Shackleton whisky

Original bottle of Mackinlay's Highland Malt.

One hundred and five years ago this week, Sir Ernest Shackleton and his exploration team on the Nimrod ship got stuck 20 miles away from their landing point in the McMurdo Sound due to the frozen sea. This was to be one of a huge number of difficulties faced by the explorer and his team, who had left the UK in summer 1907 to try and make it to the South Pole.

Their story has been re-told numerous times in the more than century since and those in the whisky world or who enjoy a fine dram now and again will likely have come across the story of the discovery back in 2007 of the team’s remaining bottles of Mackinlay’s Rare Old Highland Malt frozen solid underneath the hut where the group lived for 12 months during their Antarctic explorations.

In case you haven’t heard about it then, in short, the whisky – found by the New Zealand Antarctic Heritage Trust – was flown out of the Antarctic after its discovery and carefully thawed. In 2011, three of the bottles were flown “home” to Scotland to undergo intensive analysis so that Richard Paterson – master blender at Whyte & Mackay, which owns the Mackinlay brand – could recreate the whisky.

After much research, the team at Whyte & Mackay figured out the original strength of the whisky (47.3%) and its original make-up (namely: that it used peat from the Orkney Islands to malt the barley and was matured in American white oak sherry casks). Richard Paterson then used malts from distilleries such as Glen Mhor and Dalmore, amongst others, to recreate the original taste of the whisky. The result – called The Discovery Edition – was released back in 2011.

Shackleton The JourneyAs Miss Whisky was only running right at the end of 2011, I did not (and have not yet) had the chance to try that whisky.

However, I recently received a sample of the newest release called The Journey Edition. According to the company, this second edition whisky was made in commemoration of the Shackleton Epic Expedition, which took Sir Ernest across the Southern Ocean in 1916 and which is currently being recreated by a team who set sail at the end of last week. It has been made using a similar make-up to The Discovery Edition.

So, is the whisky as epic as the journey?

Here’s what I thought of it…

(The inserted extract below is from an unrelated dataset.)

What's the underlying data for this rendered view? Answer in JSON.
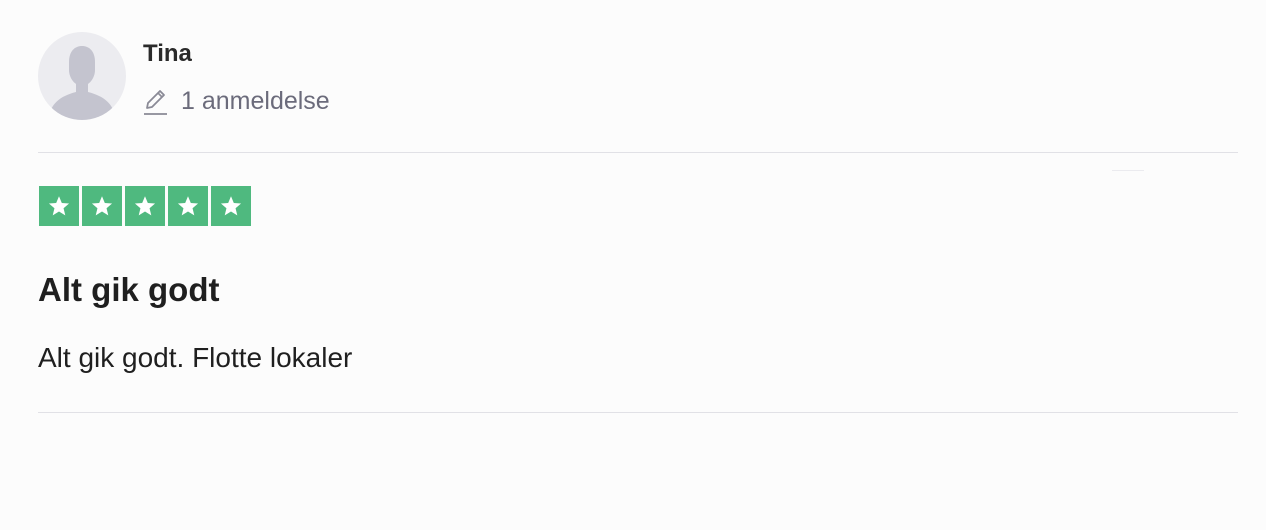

The Journey Edition whisky is also 47.3% and is the colour of light straw. On the nose, it was instantly appealing with a delicate balance that seesawed between soft grassy and apple notes, and a gentle, sweet smoke. There was also a hint of spun sugar (candy floss). The palate was very different than I was expecting from the tip-toe delicacy of the nose – I was quickly hit with a burst of juicy fresh oranges and citrus peel, before my palate was rammed with an intense powerful shift into a spicy, rich smoke; it was a fascinating changeover. The finish was, at first, slightly astringent but that quickly faded into a salty peatiness, like fresh sea spray.

Shackleton Whisky book

The new Shackleton book

In conclusion, this is an adventurer’s whisky – I really loved it. It walked the tightrope of flavour in only the way a master acrobat could do and I think it would definitely have kept Sir Ernest happy in all those moments of extreme fatigue and fear. I plan to save my last few drops to drink while I start my new whisky book – Shackleton’s Whisky – which chronicles the journey of the whisky taken by the team to Antarctica (and which is released in late February).